**What is needed**
Every record is to be printed exactly as it appears.

**Excerpted records**
○ ○ ○ ○ ○

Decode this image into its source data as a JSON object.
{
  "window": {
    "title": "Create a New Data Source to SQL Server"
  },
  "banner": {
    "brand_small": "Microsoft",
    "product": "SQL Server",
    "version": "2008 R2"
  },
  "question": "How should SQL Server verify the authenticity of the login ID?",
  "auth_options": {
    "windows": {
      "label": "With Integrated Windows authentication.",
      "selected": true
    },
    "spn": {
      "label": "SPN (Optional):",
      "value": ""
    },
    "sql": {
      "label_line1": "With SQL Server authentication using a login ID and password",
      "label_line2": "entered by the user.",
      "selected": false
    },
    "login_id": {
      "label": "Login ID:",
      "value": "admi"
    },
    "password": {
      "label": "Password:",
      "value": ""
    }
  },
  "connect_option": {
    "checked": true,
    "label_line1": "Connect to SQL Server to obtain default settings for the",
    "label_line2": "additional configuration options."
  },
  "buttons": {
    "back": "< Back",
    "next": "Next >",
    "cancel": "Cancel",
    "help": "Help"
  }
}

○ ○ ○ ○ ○

**The answer**
Decode this image into its source data as a JSON object.
{
  "window": {
    "title": "Create a New Data Source to SQL Server"
  },
  "banner": {
    "brand_small": "Microsoft",
    "product": "SQL Server",
    "version": "2008 R2"
  },
  "question": "How should SQL Server verify the authenticity of the login ID?",
  "auth_options": {
    "windows": {
      "label": "With Integrated Windows authentication.",
      "selected": true
    },
    "spn": {
      "label": "SPN (Optional):",
      "value": ""
    },
    "sql": {
      "label_line1": "With SQL Server authentication using a login ID and password",
      "label_line2": "entered by the user.",
      "selected": false
    },
    "login_id": {
      "label": "Login ID:",
      "value": "admi"
    },
    "password": {
      "label": "Password:",
      "value": ""
    }
  },
  "connect_option": {
    "checked": true,
    "label_line1": "Connect to SQL Server to obtain default settings for the",
    "label_line2": "additional configuration options."
  },
  "buttons": {
    "back": "< Back",
    "next": "Next >",
    "cancel": "Cancel",
    "help": "Help"
  }
}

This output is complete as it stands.